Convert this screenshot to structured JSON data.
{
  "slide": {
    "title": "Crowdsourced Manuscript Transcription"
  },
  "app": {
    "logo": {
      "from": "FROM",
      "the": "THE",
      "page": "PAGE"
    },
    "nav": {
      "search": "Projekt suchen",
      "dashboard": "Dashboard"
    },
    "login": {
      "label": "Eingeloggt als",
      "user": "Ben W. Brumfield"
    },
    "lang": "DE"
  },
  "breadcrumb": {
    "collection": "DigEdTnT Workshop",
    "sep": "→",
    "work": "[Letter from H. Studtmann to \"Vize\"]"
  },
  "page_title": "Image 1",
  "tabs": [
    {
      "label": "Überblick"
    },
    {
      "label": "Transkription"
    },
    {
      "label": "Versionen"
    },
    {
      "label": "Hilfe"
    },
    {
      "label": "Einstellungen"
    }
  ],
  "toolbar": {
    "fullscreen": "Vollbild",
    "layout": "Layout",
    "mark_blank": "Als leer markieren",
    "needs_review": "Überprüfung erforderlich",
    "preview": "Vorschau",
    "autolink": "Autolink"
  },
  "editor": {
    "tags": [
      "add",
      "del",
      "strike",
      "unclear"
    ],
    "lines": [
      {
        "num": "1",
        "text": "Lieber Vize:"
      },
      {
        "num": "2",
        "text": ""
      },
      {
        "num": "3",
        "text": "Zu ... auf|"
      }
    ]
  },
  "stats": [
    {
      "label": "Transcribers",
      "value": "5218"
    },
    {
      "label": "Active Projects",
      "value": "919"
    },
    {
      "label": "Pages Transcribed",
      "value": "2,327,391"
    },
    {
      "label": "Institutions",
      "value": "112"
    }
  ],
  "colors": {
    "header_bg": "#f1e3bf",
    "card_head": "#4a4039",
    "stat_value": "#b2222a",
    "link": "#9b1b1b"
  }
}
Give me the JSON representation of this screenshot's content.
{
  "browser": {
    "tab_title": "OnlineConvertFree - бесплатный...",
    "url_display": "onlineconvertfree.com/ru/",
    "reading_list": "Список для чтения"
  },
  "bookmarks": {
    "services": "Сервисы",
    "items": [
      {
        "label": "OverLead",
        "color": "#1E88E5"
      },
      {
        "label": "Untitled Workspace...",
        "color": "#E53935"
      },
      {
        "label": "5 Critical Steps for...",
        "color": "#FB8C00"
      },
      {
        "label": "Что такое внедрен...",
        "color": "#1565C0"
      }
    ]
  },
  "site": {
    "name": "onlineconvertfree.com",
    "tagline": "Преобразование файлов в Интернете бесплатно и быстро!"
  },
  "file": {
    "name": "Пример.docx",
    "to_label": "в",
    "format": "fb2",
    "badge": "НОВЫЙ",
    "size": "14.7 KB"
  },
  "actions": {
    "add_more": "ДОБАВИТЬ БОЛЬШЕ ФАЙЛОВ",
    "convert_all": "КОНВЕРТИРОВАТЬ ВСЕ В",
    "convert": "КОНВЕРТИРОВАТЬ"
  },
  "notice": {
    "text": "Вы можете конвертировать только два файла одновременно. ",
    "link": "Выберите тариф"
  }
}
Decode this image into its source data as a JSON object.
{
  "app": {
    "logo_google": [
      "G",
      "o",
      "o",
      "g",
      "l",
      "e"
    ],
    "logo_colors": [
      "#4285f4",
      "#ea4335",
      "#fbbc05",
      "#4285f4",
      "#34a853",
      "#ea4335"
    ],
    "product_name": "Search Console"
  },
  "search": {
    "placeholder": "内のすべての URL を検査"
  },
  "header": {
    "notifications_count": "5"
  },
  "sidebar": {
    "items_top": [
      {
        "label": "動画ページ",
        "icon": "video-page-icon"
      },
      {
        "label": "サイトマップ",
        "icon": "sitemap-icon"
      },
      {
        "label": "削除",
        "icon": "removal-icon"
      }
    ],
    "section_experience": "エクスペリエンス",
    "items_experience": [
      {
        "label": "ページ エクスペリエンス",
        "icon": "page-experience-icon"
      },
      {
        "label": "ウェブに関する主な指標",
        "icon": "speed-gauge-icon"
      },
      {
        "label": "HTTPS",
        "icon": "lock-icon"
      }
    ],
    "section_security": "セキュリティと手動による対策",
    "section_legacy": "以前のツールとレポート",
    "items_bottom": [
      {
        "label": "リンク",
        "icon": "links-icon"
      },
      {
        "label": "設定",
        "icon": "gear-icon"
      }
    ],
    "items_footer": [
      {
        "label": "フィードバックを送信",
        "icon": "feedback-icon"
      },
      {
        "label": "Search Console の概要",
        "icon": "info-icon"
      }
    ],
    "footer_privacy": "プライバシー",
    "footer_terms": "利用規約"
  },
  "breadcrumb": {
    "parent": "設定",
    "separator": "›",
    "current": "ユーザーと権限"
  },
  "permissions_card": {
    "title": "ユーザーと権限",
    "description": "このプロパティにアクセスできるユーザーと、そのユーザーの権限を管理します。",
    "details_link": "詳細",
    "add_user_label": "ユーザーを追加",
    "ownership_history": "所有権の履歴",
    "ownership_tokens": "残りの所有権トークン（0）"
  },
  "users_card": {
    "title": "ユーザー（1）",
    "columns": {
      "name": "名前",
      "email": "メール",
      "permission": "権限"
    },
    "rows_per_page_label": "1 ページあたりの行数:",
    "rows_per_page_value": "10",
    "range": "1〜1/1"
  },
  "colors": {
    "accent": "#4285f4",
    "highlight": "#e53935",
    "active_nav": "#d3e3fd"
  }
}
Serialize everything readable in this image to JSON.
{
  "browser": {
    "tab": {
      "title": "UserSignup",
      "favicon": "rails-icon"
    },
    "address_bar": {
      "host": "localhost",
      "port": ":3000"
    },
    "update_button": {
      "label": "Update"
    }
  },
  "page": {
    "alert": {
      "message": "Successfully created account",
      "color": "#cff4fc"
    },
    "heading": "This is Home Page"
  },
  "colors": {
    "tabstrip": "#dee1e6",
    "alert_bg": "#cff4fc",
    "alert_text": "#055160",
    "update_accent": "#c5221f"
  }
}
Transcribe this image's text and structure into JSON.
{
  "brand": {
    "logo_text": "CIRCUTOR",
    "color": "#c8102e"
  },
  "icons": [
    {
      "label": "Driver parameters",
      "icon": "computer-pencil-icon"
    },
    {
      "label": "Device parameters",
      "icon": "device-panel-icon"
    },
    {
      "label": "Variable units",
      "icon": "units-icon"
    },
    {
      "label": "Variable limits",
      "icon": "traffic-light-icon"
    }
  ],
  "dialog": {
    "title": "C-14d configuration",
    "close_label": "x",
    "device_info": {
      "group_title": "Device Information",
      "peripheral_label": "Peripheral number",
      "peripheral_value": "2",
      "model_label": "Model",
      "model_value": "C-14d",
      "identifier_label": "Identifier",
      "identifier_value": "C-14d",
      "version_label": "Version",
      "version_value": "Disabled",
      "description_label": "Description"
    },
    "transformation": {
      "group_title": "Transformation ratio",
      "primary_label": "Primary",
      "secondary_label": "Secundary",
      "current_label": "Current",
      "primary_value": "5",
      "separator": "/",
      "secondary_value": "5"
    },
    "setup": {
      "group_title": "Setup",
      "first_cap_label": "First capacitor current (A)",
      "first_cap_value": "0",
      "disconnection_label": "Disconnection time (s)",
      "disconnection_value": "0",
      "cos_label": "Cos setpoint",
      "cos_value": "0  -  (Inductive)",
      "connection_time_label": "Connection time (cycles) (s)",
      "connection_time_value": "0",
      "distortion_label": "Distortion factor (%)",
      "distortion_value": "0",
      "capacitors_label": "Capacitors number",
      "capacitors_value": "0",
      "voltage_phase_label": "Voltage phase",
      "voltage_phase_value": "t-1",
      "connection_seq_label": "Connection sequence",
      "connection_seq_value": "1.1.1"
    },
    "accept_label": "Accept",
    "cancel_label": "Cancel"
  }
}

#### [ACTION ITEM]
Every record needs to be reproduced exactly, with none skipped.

#### [TASK RESPONSE]
Convert this screenshot to structured JSON data.
{
  "slide": {
    "title": "Crowdsourced Manuscript Transcription"
  },
  "app": {
    "logo": {
      "from": "FROM",
      "the": "THE",
      "page": "PAGE"
    },
    "nav": {
      "search": "Projekt suchen",
      "dashboard": "Dashboard"
    },
    "login": {
      "label": "Eingeloggt als",
      "user": "Ben W. Brumfield"
    },
    "lang": "DE"
  },
  "breadcrumb": {
    "collection": "DigEdTnT Workshop",
    "sep": "→",
    "work": "[Letter from H. Studtmann to \"Vize\"]"
  },
  "page_title": "Image 1",
  "tabs": [
    {
      "label": "Überblick"
    },
    {
      "label": "Transkription"
    },
    {
      "label": "Versionen"
    },
    {
      "label": "Hilfe"
    },
    {
      "label": "Einstellungen"
    }
  ],
  "toolbar": {
    "fullscreen": "Vollbild",
    "layout": "Layout",
    "mark_blank": "Als leer markieren",
    "needs_review": "Überprüfung erforderlich",
    "preview": "Vorschau",
    "autolink": "Autolink"
  },
  "editor": {
    "tags": [
      "add",
      "del",
      "strike",
      "unclear"
    ],
    "lines": [
      {
        "num": "1",
        "text": "Lieber Vize:"
      },
      {
        "num": "2",
        "text": ""
      },
      {
        "num": "3",
        "text": "Zu ... auf|"
      }
    ]
  },
  "stats": [
    {
      "label": "Transcribers",
      "value": "5218"
    },
    {
      "label": "Active Projects",
      "value": "919"
    },
    {
      "label": "Pages Transcribed",
      "value": "2,327,391"
    },
    {
      "label": "Institutions",
      "value": "112"
    }
  ],
  "colors": {
    "header_bg": "#f1e3bf",
    "card_head": "#4a4039",
    "stat_value": "#b2222a",
    "link": "#9b1b1b"
  }
}
Give me the JSON representation of this screenshot's content.
{
  "browser": {
    "tab_title": "OnlineConvertFree - бесплатный...",
    "url_display": "onlineconvertfree.com/ru/",
    "reading_list": "Список для чтения"
  },
  "bookmarks": {
    "services": "Сервисы",
    "items": [
      {
        "label": "OverLead",
        "color": "#1E88E5"
      },
      {
        "label": "Untitled Workspace...",
        "color": "#E53935"
      },
      {
        "label": "5 Critical Steps for...",
        "color": "#FB8C00"
      },
      {
        "label": "Что такое внедрен...",
        "color": "#1565C0"
      }
    ]
  },
  "site": {
    "name": "onlineconvertfree.com",
    "tagline": "Преобразование файлов в Интернете бесплатно и быстро!"
  },
  "file": {
    "name": "Пример.docx",
    "to_label": "в",
    "format": "fb2",
    "badge": "НОВЫЙ",
    "size": "14.7 KB"
  },
  "actions": {
    "add_more": "ДОБАВИТЬ БОЛЬШЕ ФАЙЛОВ",
    "convert_all": "КОНВЕРТИРОВАТЬ ВСЕ В",
    "convert": "КОНВЕРТИРОВАТЬ"
  },
  "notice": {
    "text": "Вы можете конвертировать только два файла одновременно. ",
    "link": "Выберите тариф"
  }
}
Decode this image into its source data as a JSON object.
{
  "app": {
    "logo_google": [
      "G",
      "o",
      "o",
      "g",
      "l",
      "e"
    ],
    "logo_colors": [
      "#4285f4",
      "#ea4335",
      "#fbbc05",
      "#4285f4",
      "#34a853",
      "#ea4335"
    ],
    "product_name": "Search Console"
  },
  "search": {
    "placeholder": "内のすべての URL を検査"
  },
  "header": {
    "notifications_count": "5"
  },
  "sidebar": {
    "items_top": [
      {
        "label": "動画ページ",
        "icon": "video-page-icon"
      },
      {
        "label": "サイトマップ",
        "icon": "sitemap-icon"
      },
      {
        "label": "削除",
        "icon": "removal-icon"
      }
    ],
    "section_experience": "エクスペリエンス",
    "items_experience": [
      {
        "label": "ページ エクスペリエンス",
        "icon": "page-experience-icon"
      },
      {
        "label": "ウェブに関する主な指標",
        "icon": "speed-gauge-icon"
      },
      {
        "label": "HTTPS",
        "icon": "lock-icon"
      }
    ],
    "section_security": "セキュリティと手動による対策",
    "section_legacy": "以前のツールとレポート",
    "items_bottom": [
      {
        "label": "リンク",
        "icon": "links-icon"
      },
      {
        "label": "設定",
        "icon": "gear-icon"
      }
    ],
    "items_footer": [
      {
        "label": "フィードバックを送信",
        "icon": "feedback-icon"
      },
      {
        "label": "Search Console の概要",
        "icon": "info-icon"
      }
    ],
    "footer_privacy": "プライバシー",
    "footer_terms": "利用規約"
  },
  "breadcrumb": {
    "parent": "設定",
    "separator": "›",
    "current": "ユーザーと権限"
  },
  "permissions_card": {
    "title": "ユーザーと権限",
    "description": "このプロパティにアクセスできるユーザーと、そのユーザーの権限を管理します。",
    "details_link": "詳細",
    "add_user_label": "ユーザーを追加",
    "ownership_history": "所有権の履歴",
    "ownership_tokens": "残りの所有権トークン（0）"
  },
  "users_card": {
    "title": "ユーザー（1）",
    "columns": {
      "name": "名前",
      "email": "メール",
      "permission": "権限"
    },
    "rows_per_page_label": "1 ページあたりの行数:",
    "rows_per_page_value": "10",
    "range": "1〜1/1"
  },
  "colors": {
    "accent": "#4285f4",
    "highlight": "#e53935",
    "active_nav": "#d3e3fd"
  }
}
Serialize everything readable in this image to JSON.
{
  "browser": {
    "tab": {
      "title": "UserSignup",
      "favicon": "rails-icon"
    },
    "address_bar": {
      "host": "localhost",
      "port": ":3000"
    },
    "update_button": {
      "label": "Update"
    }
  },
  "page": {
    "alert": {
      "message": "Successfully created account",
      "color": "#cff4fc"
    },
    "heading": "This is Home Page"
  },
  "colors": {
    "tabstrip": "#dee1e6",
    "alert_bg": "#cff4fc",
    "alert_text": "#055160",
    "update_accent": "#c5221f"
  }
}
Transcribe this image's text and structure into JSON.
{
  "brand": {
    "logo_text": "CIRCUTOR",
    "color": "#c8102e"
  },
  "icons": [
    {
      "label": "Driver parameters",
      "icon": "computer-pencil-icon"
    },
    {
      "label": "Device parameters",
      "icon": "device-panel-icon"
    },
    {
      "label": "Variable units",
      "icon": "units-icon"
    },
    {
      "label": "Variable limits",
      "icon": "traffic-light-icon"
    }
  ],
  "dialog": {
    "title": "C-14d configuration",
    "close_label": "x",
    "device_info": {
      "group_title": "Device Information",
      "peripheral_label": "Peripheral number",
      "peripheral_value": "2",
      "model_label": "Model",
      "model_value": "C-14d",
      "identifier_label": "Identifier",
      "identifier_value": "C-14d",
      "version_label": "Version",
      "version_value": "Disabled",
      "description_label": "Description"
    },
    "transformation": {
      "group_title": "Transformation ratio",
      "primary_label": "Primary",
      "secondary_label": "Secundary",
      "current_label": "Current",
      "primary_value": "5",
      "separator": "/",
      "secondary_value": "5"
    },
    "setup": {
      "group_title": "Setup",
      "first_cap_label": "First capacitor current (A)",
      "first_cap_value": "0",
      "disconnection_label": "Disconnection time (s)",
      "disconnection_value": "0",
      "cos_label": "Cos setpoint",
      "cos_value": "0  -  (Inductive)",
      "connection_time_label": "Connection time (cycles) (s)",
      "connection_time_value": "0",
      "distortion_label": "Distortion factor (%)",
      "distortion_value": "0",
      "capacitors_label": "Capacitors number",
      "capacitors_value": "0",
      "voltage_phase_label": "Voltage phase",
      "voltage_phase_value": "t-1",
      "connection_seq_label": "Connection sequence",
      "connection_seq_value": "1.1.1"
    },
    "accept_label": "Accept",
    "cancel_label": "Cancel"
  }
}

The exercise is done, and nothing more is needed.